Task requirements :: Each line in the entries that has the word "Your" has to be copied.

Data for this task ::
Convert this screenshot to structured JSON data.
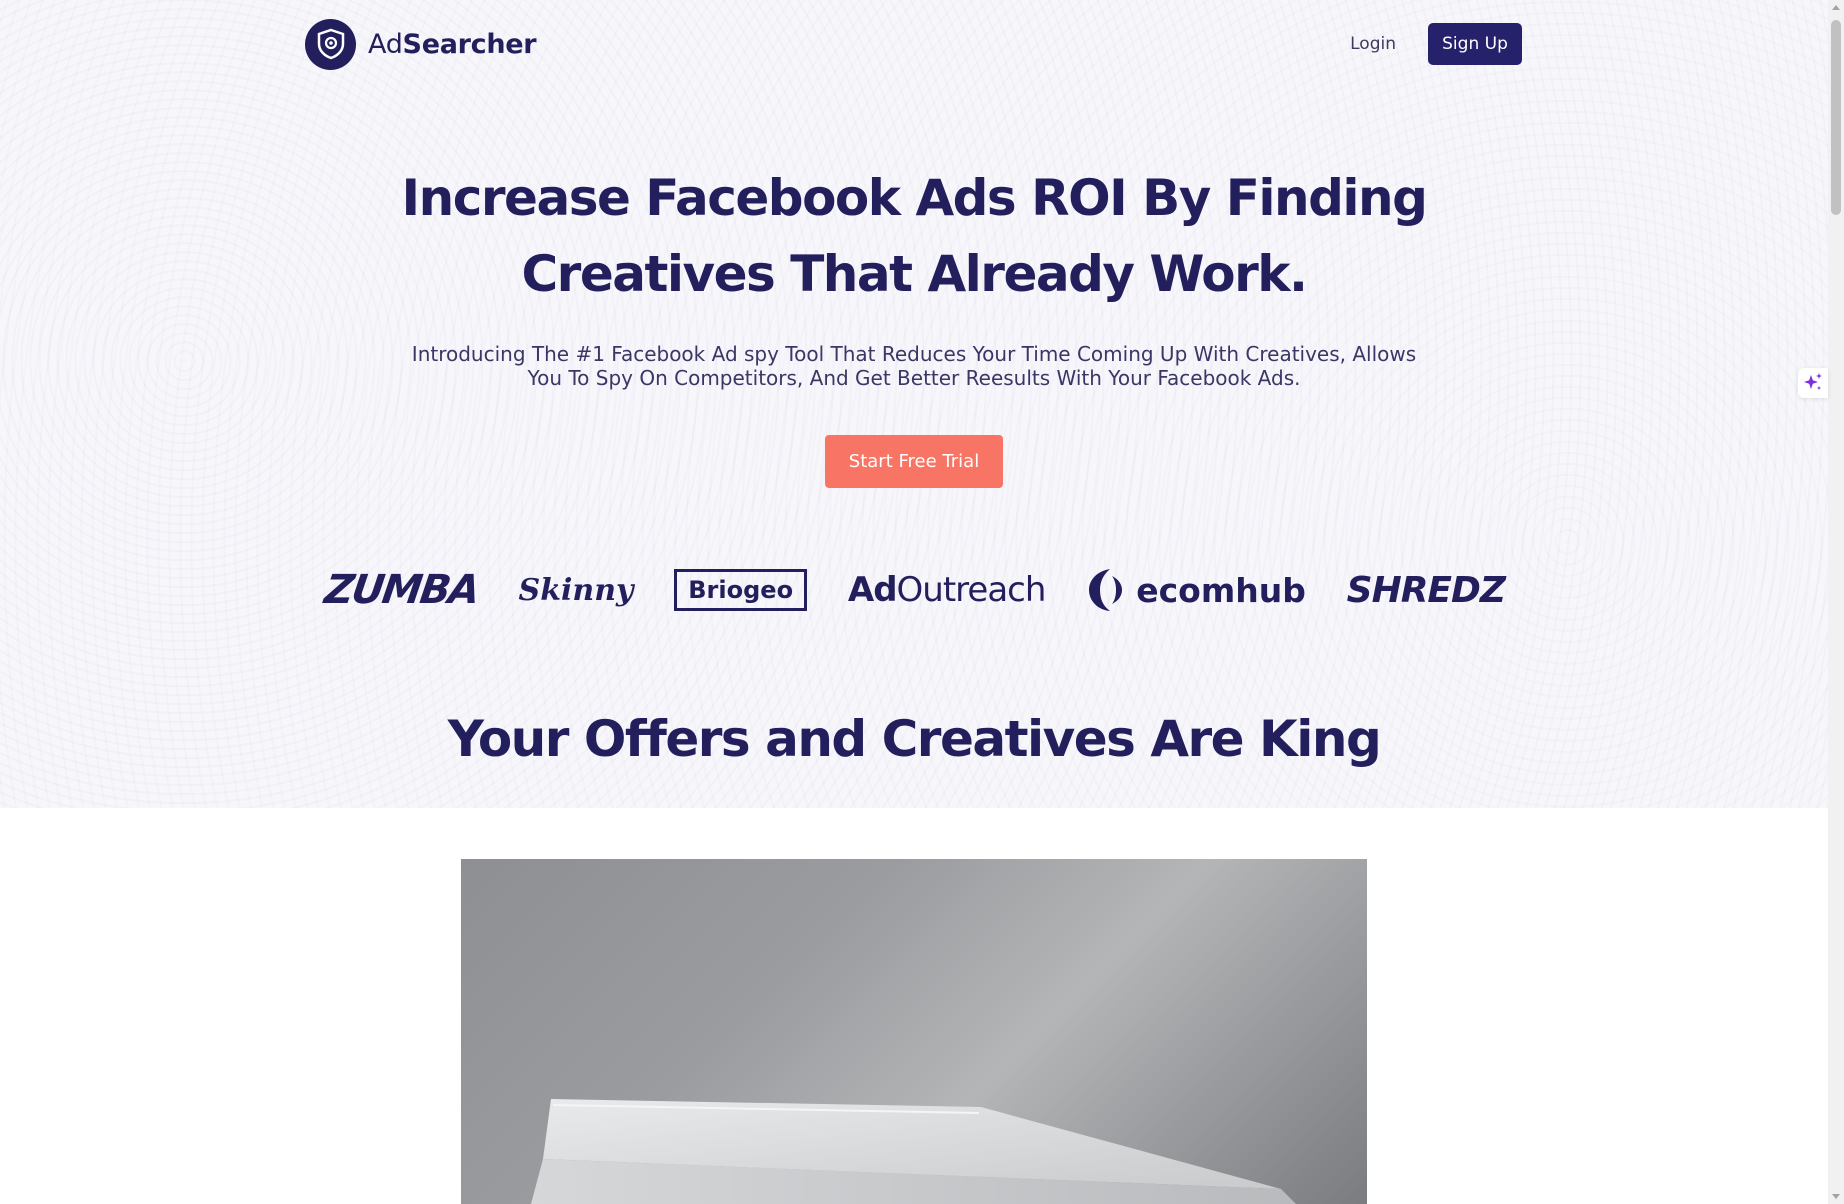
{
  "header": {
    "brand_prefix": "Ad",
    "brand_suffix": "Searcher",
    "login_label": "Login",
    "signup_label": "Sign Up"
  },
  "hero": {
    "title_line1": "Increase Facebook Ads ROI By Finding",
    "title_line2": "Creatives That Already Work.",
    "subtitle_line1": "Introducing The #1 Facebook Ad spy Tool That Reduces Your Time Coming Up With Creatives, Allows",
    "subtitle_line2": "You To Spy On Competitors, And Get Better Reesults With Your Facebook Ads.",
    "cta_label": "Start Free Trial"
  },
  "logos": {
    "zumba": "ZUMBA",
    "skinny_bunny": "Skinny",
    "briogeo": "Briogeo",
    "adoutreach_ad": "Ad",
    "adoutreach_rest": "Outreach",
    "ecomhub": "ecomhub",
    "shredz": "SHREDZ"
  },
  "section": {
    "title": "Your Offers and Creatives Are King"
  },
  "icons": {
    "brand_logo": "shield-icon",
    "widget": "sparkle-icon",
    "ecomhub_mark": "crescent-icon"
  },
  "colors": {
    "primary": "#231f5c",
    "signup_bg": "#25226b",
    "cta_bg": "#f87565",
    "page_bg": "#f7f6fb"
  }
}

Answer to this problem ::
    "subtitle_line1": "Introducing The #1 Facebook Ad spy Tool That Reduces Your Time Coming Up With Creatives, Allows",
    "subtitle_line2": "You To Spy On Competitors, And Get Better Reesults With Your Facebook Ads.",
    "title": "Your Offers and Creatives Are King"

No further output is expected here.